He said that “spending on doping control has increased by 27 per cent in the last four years, and Horse Racing Ireland has advised the IHRB that funding will never be an issue for meaningful initiatives to improve capability or increase capacity in this area”.
Egan, who recently announced he was taking early retirement, stated: “The IHRB’s Equine Anti-Doping programme has developed into a sophisticated and extensive risk-based and intelligence-led strategy, in which it is not just the numbers of samples which matter but from what horse they are taken, where and when.”
Egan also addressed accusations that the IHRB had not acted upon information they were given by a reported whistleblower.
“Any information received by us is assessed, categorised and actioned as appropriate,” he said.
“It is vitally important to the IHRB that those directly and indirectly involved in the industry understand this and the fact that they can provide any information to us in a confidential manner via the confidential hotline, email or by contacting our officials.”
In concluding his opening speech, Egan said: “We have a top-class anti-doping team headed up by Dr Lynn Hillyer – and while we continue to evidence that there is no systematic attempt to cheat through doping in Irish racing, we will continue, with the assistance of the industry and those outside, to effectively detect, disrupt and deter such behaviour.

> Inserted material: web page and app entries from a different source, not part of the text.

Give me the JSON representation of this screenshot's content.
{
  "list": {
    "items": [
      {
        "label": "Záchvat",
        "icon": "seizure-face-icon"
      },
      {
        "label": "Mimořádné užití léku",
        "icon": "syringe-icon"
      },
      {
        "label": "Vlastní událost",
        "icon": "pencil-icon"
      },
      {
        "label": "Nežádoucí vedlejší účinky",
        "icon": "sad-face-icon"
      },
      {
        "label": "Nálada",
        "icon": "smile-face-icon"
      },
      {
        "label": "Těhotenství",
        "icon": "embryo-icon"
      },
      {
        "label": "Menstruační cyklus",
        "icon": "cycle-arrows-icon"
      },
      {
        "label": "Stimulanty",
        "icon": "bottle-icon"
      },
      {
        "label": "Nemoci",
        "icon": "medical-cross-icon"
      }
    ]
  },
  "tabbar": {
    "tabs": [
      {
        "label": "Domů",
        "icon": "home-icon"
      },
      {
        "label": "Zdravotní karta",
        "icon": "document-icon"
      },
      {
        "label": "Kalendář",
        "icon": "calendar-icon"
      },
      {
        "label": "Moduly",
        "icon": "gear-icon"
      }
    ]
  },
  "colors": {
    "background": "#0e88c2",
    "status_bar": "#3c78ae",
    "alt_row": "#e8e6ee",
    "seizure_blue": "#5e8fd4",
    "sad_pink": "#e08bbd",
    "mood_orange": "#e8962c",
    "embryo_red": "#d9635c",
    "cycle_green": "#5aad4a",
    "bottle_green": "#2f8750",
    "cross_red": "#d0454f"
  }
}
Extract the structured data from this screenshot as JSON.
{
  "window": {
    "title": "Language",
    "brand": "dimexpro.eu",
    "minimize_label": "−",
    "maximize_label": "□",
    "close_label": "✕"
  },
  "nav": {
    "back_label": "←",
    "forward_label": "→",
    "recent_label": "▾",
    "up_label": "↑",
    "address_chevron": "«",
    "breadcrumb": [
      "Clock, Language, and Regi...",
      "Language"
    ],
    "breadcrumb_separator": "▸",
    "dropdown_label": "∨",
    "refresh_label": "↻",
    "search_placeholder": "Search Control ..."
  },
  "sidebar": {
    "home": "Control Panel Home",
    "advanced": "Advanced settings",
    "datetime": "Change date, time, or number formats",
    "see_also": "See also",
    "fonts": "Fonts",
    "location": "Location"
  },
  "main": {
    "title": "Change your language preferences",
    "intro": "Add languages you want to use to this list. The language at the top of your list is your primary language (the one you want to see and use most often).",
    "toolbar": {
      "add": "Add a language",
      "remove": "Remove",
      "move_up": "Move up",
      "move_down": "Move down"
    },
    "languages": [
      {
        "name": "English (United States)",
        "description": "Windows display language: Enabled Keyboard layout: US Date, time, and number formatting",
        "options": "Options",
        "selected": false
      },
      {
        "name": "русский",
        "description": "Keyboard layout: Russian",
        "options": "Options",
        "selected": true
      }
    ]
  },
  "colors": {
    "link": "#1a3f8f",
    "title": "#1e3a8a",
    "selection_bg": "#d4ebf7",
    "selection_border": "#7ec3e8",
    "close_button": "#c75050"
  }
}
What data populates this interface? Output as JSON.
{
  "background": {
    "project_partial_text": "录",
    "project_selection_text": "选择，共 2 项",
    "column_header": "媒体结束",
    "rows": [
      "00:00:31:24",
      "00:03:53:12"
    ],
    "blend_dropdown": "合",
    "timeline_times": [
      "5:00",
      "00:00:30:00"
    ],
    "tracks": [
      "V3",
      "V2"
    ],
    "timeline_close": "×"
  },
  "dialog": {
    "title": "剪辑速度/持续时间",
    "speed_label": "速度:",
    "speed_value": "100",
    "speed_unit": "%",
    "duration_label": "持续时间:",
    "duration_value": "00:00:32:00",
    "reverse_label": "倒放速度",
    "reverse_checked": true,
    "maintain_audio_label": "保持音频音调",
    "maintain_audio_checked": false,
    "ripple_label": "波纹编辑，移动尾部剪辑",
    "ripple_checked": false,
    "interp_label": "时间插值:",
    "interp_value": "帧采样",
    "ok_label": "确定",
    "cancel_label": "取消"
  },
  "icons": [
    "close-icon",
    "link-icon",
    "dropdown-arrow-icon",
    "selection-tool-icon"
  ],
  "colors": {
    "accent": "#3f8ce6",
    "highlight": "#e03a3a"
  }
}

It will not be tolerated – we will continue to seek it out – and where discovered, we will take all actions within our power to combat it without fear or favour.”
Like Egan, Hillyer took issue with the claims of inaction.
She said: “The process is very simple. The information can come in via a number of routes, but once it lands on a desk it is dealt with.
“We don’t care how it comes in, but the important thing is that it comes in. We need to differentiate between information coming in and hearsay. I’m not saying we disregard either, but we have to process it and assess it – that is basically converting information into intelligence, and we work very closely with the BHA (British Horseracing Authority) now. Every piece of information is logged.
“One of the things that rankled the most reading the piece last week was the six horses sold from Ireland to the UK who were alleged to have traces of anabolic steroids.
“We were alleged to be doing nothing about it, but that couldn’t be further from the truth. The minute that information came to the BHA they acted on it and communicated with us – we were across it and we were prepared to act.
“They did the most extensive piece of work I think I’ve ever seen. They analysed tail hair, mane hair – they analysed samples repeatedly, and there was nothing.”
Thursday’s meeting was scheduled to last two hours. But not all questions were asked, and it will reconvene on July 20 to address the remaining areas of interest.
On Tuesday there will be another meeting, with representatives of the Irish Racehorse Trainers Association and representatives from the Department of Agriculture, Food, and the Marine.